WHAT THE EXERCISE ASKS
Word for word, restate every line of the listing that follows.

RECORDS SHOWN
_ _ _ _ _ _ _

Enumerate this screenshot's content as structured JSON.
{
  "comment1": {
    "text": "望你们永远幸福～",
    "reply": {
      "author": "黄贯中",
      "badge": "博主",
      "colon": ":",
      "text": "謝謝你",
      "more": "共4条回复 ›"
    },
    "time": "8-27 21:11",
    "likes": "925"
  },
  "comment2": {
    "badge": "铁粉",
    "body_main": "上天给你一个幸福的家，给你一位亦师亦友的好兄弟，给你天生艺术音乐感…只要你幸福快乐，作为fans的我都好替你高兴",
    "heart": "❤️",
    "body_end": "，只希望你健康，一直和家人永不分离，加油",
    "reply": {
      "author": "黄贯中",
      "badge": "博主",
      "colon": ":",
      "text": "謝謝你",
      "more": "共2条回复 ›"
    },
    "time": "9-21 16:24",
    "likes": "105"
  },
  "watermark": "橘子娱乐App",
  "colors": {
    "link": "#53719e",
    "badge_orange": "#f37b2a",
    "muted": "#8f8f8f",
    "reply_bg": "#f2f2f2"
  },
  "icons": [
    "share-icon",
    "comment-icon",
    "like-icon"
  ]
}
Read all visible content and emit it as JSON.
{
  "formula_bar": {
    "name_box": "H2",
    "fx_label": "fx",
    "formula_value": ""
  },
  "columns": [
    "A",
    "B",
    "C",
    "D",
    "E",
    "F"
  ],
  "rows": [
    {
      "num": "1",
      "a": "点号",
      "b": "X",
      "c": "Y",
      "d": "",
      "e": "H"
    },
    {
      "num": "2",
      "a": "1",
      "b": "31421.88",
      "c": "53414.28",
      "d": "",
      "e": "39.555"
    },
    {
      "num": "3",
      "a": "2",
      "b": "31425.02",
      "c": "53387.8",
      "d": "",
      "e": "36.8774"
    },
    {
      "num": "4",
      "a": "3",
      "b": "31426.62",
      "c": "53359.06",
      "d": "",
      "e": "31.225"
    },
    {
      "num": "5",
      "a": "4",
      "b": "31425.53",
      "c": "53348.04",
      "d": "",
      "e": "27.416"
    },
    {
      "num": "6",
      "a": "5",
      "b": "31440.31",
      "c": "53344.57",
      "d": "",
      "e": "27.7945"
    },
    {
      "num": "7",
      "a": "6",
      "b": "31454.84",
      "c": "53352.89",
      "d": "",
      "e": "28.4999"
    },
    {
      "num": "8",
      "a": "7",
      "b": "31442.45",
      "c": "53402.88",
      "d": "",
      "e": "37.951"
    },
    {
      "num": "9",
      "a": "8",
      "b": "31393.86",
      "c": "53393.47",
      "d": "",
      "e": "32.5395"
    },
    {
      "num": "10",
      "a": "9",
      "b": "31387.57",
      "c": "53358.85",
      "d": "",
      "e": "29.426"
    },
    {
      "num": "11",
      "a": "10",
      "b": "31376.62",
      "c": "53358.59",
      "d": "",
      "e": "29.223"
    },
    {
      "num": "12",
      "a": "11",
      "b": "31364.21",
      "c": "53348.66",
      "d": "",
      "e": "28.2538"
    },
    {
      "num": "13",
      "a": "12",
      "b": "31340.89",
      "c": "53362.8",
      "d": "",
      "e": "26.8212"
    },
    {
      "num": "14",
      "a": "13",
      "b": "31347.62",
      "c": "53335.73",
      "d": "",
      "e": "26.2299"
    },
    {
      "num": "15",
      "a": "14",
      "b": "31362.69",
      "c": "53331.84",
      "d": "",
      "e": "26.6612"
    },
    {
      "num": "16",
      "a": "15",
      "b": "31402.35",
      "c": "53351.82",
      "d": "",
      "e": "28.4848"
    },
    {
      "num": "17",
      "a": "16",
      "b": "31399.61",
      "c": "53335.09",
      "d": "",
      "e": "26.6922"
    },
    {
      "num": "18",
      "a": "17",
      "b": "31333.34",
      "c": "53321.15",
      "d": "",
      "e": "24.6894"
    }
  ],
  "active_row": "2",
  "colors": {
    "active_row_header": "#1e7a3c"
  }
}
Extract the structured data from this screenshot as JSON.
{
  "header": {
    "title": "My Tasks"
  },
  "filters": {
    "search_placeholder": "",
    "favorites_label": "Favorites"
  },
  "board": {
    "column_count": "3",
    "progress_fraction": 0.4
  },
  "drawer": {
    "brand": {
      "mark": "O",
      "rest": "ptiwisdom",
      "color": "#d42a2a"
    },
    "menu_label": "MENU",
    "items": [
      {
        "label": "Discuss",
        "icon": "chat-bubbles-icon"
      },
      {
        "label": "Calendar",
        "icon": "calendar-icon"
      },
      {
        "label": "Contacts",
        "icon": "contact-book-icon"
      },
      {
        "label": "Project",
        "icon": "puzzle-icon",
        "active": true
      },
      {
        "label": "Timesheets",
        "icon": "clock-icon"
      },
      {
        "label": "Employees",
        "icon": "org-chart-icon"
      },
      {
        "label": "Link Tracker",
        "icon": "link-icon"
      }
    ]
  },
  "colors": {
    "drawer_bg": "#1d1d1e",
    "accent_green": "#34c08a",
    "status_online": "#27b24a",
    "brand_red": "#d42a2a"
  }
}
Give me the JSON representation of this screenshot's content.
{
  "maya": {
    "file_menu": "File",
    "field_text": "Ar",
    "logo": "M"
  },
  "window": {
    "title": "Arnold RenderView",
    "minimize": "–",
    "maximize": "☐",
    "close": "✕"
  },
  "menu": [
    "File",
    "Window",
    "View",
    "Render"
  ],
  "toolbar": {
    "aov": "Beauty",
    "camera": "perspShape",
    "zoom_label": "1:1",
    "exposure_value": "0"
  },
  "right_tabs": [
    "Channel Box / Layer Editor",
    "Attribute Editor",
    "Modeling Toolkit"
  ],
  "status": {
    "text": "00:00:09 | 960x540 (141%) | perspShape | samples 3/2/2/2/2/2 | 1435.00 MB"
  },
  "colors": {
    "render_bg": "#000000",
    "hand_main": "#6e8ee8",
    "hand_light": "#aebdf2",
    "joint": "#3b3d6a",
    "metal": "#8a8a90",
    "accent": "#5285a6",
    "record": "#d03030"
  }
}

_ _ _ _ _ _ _

RESPONSE FOR THIS EXERCISE
Enumerate this screenshot's content as structured JSON.
{
  "comment1": {
    "text": "望你们永远幸福～",
    "reply": {
      "author": "黄贯中",
      "badge": "博主",
      "colon": ":",
      "text": "謝謝你",
      "more": "共4条回复 ›"
    },
    "time": "8-27 21:11",
    "likes": "925"
  },
  "comment2": {
    "badge": "铁粉",
    "body_main": "上天给你一个幸福的家，给你一位亦师亦友的好兄弟，给你天生艺术音乐感…只要你幸福快乐，作为fans的我都好替你高兴",
    "heart": "❤️",
    "body_end": "，只希望你健康，一直和家人永不分离，加油",
    "reply": {
      "author": "黄贯中",
      "badge": "博主",
      "colon": ":",
      "text": "謝謝你",
      "more": "共2条回复 ›"
    },
    "time": "9-21 16:24",
    "likes": "105"
  },
  "watermark": "橘子娱乐App",
  "colors": {
    "link": "#53719e",
    "badge_orange": "#f37b2a",
    "muted": "#8f8f8f",
    "reply_bg": "#f2f2f2"
  },
  "icons": [
    "share-icon",
    "comment-icon",
    "like-icon"
  ]
}
Read all visible content and emit it as JSON.
{
  "formula_bar": {
    "name_box": "H2",
    "fx_label": "fx",
    "formula_value": ""
  },
  "columns": [
    "A",
    "B",
    "C",
    "D",
    "E",
    "F"
  ],
  "rows": [
    {
      "num": "1",
      "a": "点号",
      "b": "X",
      "c": "Y",
      "d": "",
      "e": "H"
    },
    {
      "num": "2",
      "a": "1",
      "b": "31421.88",
      "c": "53414.28",
      "d": "",
      "e": "39.555"
    },
    {
      "num": "3",
      "a": "2",
      "b": "31425.02",
      "c": "53387.8",
      "d": "",
      "e": "36.8774"
    },
    {
      "num": "4",
      "a": "3",
      "b": "31426.62",
      "c": "53359.06",
      "d": "",
      "e": "31.225"
    },
    {
      "num": "5",
      "a": "4",
      "b": "31425.53",
      "c": "53348.04",
      "d": "",
      "e": "27.416"
    },
    {
      "num": "6",
      "a": "5",
      "b": "31440.31",
      "c": "53344.57",
      "d": "",
      "e": "27.7945"
    },
    {
      "num": "7",
      "a": "6",
      "b": "31454.84",
      "c": "53352.89",
      "d": "",
      "e": "28.4999"
    },
    {
      "num": "8",
      "a": "7",
      "b": "31442.45",
      "c": "53402.88",
      "d": "",
      "e": "37.951"
    },
    {
      "num": "9",
      "a": "8",
      "b": "31393.86",
      "c": "53393.47",
      "d": "",
      "e": "32.5395"
    },
    {
      "num": "10",
      "a": "9",
      "b": "31387.57",
      "c": "53358.85",
      "d": "",
      "e": "29.426"
    },
    {
      "num": "11",
      "a": "10",
      "b": "31376.62",
      "c": "53358.59",
      "d": "",
      "e": "29.223"
    },
    {
      "num": "12",
      "a": "11",
      "b": "31364.21",
      "c": "53348.66",
      "d": "",
      "e": "28.2538"
    },
    {
      "num": "13",
      "a": "12",
      "b": "31340.89",
      "c": "53362.8",
      "d": "",
      "e": "26.8212"
    },
    {
      "num": "14",
      "a": "13",
      "b": "31347.62",
      "c": "53335.73",
      "d": "",
      "e": "26.2299"
    },
    {
      "num": "15",
      "a": "14",
      "b": "31362.69",
      "c": "53331.84",
      "d": "",
      "e": "26.6612"
    },
    {
      "num": "16",
      "a": "15",
      "b": "31402.35",
      "c": "53351.82",
      "d": "",
      "e": "28.4848"
    },
    {
      "num": "17",
      "a": "16",
      "b": "31399.61",
      "c": "53335.09",
      "d": "",
      "e": "26.6922"
    },
    {
      "num": "18",
      "a": "17",
      "b": "31333.34",
      "c": "53321.15",
      "d": "",
      "e": "24.6894"
    }
  ],
  "active_row": "2",
  "colors": {
    "active_row_header": "#1e7a3c"
  }
}
Extract the structured data from this screenshot as JSON.
{
  "header": {
    "title": "My Tasks"
  },
  "filters": {
    "search_placeholder": "",
    "favorites_label": "Favorites"
  },
  "board": {
    "column_count": "3",
    "progress_fraction": 0.4
  },
  "drawer": {
    "brand": {
      "mark": "O",
      "rest": "ptiwisdom",
      "color": "#d42a2a"
    },
    "menu_label": "MENU",
    "items": [
      {
        "label": "Discuss",
        "icon": "chat-bubbles-icon"
      },
      {
        "label": "Calendar",
        "icon": "calendar-icon"
      },
      {
        "label": "Contacts",
        "icon": "contact-book-icon"
      },
      {
        "label": "Project",
        "icon": "puzzle-icon",
        "active": true
      },
      {
        "label": "Timesheets",
        "icon": "clock-icon"
      },
      {
        "label": "Employees",
        "icon": "org-chart-icon"
      },
      {
        "label": "Link Tracker",
        "icon": "link-icon"
      }
    ]
  },
  "colors": {
    "drawer_bg": "#1d1d1e",
    "accent_green": "#34c08a",
    "status_online": "#27b24a",
    "brand_red": "#d42a2a"
  }
}
Give me the JSON representation of this screenshot's content.
{
  "maya": {
    "file_menu": "File",
    "field_text": "Ar",
    "logo": "M"
  },
  "window": {
    "title": "Arnold RenderView",
    "minimize": "–",
    "maximize": "☐",
    "close": "✕"
  },
  "menu": [
    "File",
    "Window",
    "View",
    "Render"
  ],
  "toolbar": {
    "aov": "Beauty",
    "camera": "perspShape",
    "zoom_label": "1:1",
    "exposure_value": "0"
  },
  "right_tabs": [
    "Channel Box / Layer Editor",
    "Attribute Editor",
    "Modeling Toolkit"
  ],
  "status": {
    "text": "00:00:09 | 960x540 (141%) | perspShape | samples 3/2/2/2/2/2 | 1435.00 MB"
  },
  "colors": {
    "render_bg": "#000000",
    "hand_main": "#6e8ee8",
    "hand_light": "#aebdf2",
    "joint": "#3b3d6a",
    "metal": "#8a8a90",
    "accent": "#5285a6",
    "record": "#d03030"
  }
}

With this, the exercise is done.